When working with embedded devices, it is often necessary to measure the execution time of a program. This can be useful for optimizing code, identifying bottlenecks, or simply understanding the performance of the device. In this article, we will explore three different ways to calculate the program execution time in Python for an embedded device.
Option 1: Using the time module
The simplest way to measure program execution time is by using the time module in Python. This module provides a function called
time() that returns the current time in seconds since the epoch. By calling this function before and after the code we want to measure, we can calculate the difference to get the execution time.

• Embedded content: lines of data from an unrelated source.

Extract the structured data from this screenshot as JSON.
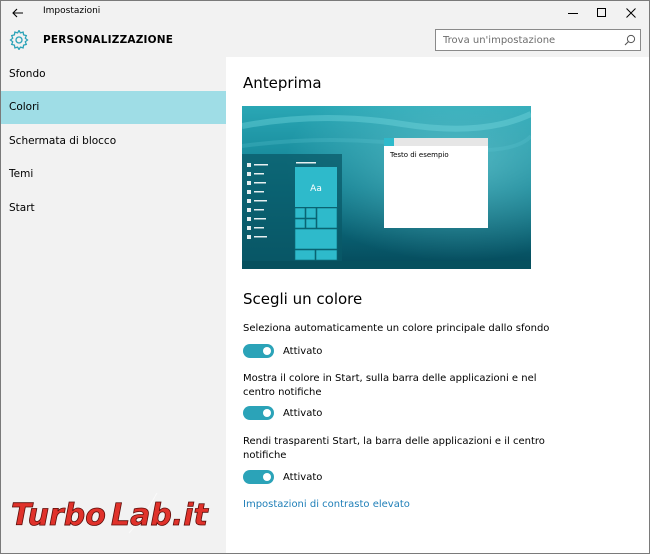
{
  "titlebar": {
    "title": "Impostazioni"
  },
  "header": {
    "section": "PERSONALIZZAZIONE",
    "search_placeholder": "Trova un'impostazione"
  },
  "sidebar": {
    "items": [
      {
        "label": "Sfondo"
      },
      {
        "label": "Colori"
      },
      {
        "label": "Schermata di blocco"
      },
      {
        "label": "Temi"
      },
      {
        "label": "Start"
      }
    ],
    "active_index": 1
  },
  "main": {
    "preview_title": "Anteprima",
    "preview_window_text": "Testo di esempio",
    "preview_tile_text": "Aa",
    "color_title": "Scegli un colore",
    "options": [
      {
        "label": "Seleziona automaticamente un colore principale dallo sfondo",
        "state": "Attivato"
      },
      {
        "label": "Mostra il colore in Start, sulla barra delle applicazioni e nel centro notifiche",
        "state": "Attivato"
      },
      {
        "label": "Rendi trasparenti Start, la barra delle applicazioni e il centro notifiche",
        "state": "Attivato"
      }
    ],
    "contrast_link": "Impostazioni di contrasto elevato"
  },
  "colors": {
    "accent": "#2ba3b8",
    "active_nav": "#9fdde6",
    "chrome": "#f2f2f2",
    "link": "#1f7fb8"
  },
  "watermark": {
    "text_a": "Turbo",
    "text_b": "Lab.it"
  }
}
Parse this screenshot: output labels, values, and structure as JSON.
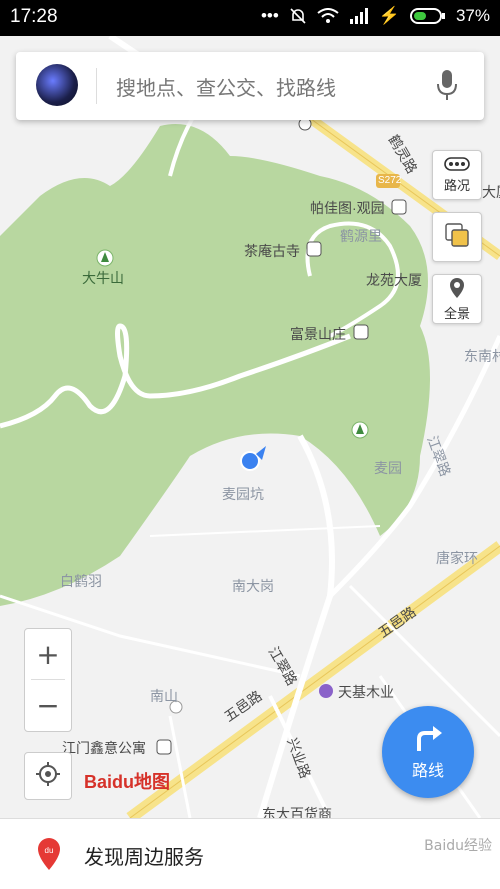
{
  "status_bar": {
    "time": "17:28",
    "battery": "37%"
  },
  "search": {
    "placeholder": "搜地点、查公交、找路线"
  },
  "side_buttons": {
    "traffic": "路况",
    "panorama": "全景"
  },
  "route_button": {
    "label": "路线"
  },
  "logo": {
    "text": "Baidu地图"
  },
  "bottom_bar": {
    "label": "发现周边服务",
    "watermark": "Baidu经验"
  },
  "map": {
    "labels": {
      "pajiatu": "帕佳图·观园",
      "chaan": "茶庵古寺",
      "heyuanli": "鹤源里",
      "longyuan": "龙苑大厦",
      "daniushan": "大牛山",
      "fujing": "富景山庄",
      "dongnan": "东南村",
      "maiyuan": "麦园",
      "maiyuankeng": "麦园坑",
      "jiangcui": "江翠路",
      "tangjiahuan": "唐家环",
      "baiheyu": "白鹤羽",
      "nandagang": "南大岗",
      "wuyilu1": "五邑路",
      "wuyilu2": "五邑路",
      "jiangcuilu2": "江翠路",
      "tianjimu": "天基木业",
      "nanshan": "南山",
      "jiangmen": "江门鑫意公寓",
      "xingye": "兴业路",
      "dongda": "东大百货商",
      "heling": "鹤灵路",
      "s272": "S272",
      "da": "大厦"
    }
  }
}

import time start_time = time.time() # Code to measure execution time end_time = time.time() execution_time = end_time - start_time print("Execution time:", execution_time)
This method is simple and straightforward, but it may not be very accurate for measuring short execution times. The
time() function has a resolution of about 1 microsecond, which means that it may not be able to accurately measure very short execution times.
Option 2: Using the timeit module
If we need more accurate measurements, we can use the timeit module in Python. This module provides a Timer class that allows us to time the execution of a specific piece of code. The Timer class automatically repeats the code multiple times to get a more accurate measurement.
import timeit code_to_measure = ''' # Code to measure execution time ''' execution_time = timeit.timeit(code_to_measure, number=1) print("Execution time:", execution_time)
This method is more accurate than using the time module, as it repeats the code multiple times and calculates the average execution time. However, it may not be suitable for measuring very long execution times, as it can take a significant amount of time to repeat the code multiple times.
Option 3: Using the perf_counter function
If we need the highest level of accuracy, we can use the perf_counter function from the time module. This function returns a floating-point value representing a clock with the highest available resolution on the system.
import time start_time = time.perf_counter() # Code to measure execution time end_time = time.perf_counter() execution_time = end_time - start_time print("Execution time:", execution_time)
This method provides the highest level of accuracy for measuring execution time. However, it may not be available on all systems, as it relies on the system’s clock with the highest available resolution.
After exploring these three options, it is clear that the best option depends on the specific requirements of the embedded device and the desired level of accuracy. If accuracy is not critical and short execution times need to be measured, option 1 using the time module is a simple and effective choice. If more accurate measurements are required, option 2 using the timeit module is a good choice. Finally, if the highest level of accuracy is needed and the system supports it, option 3 using the perf_counter function is the best choice.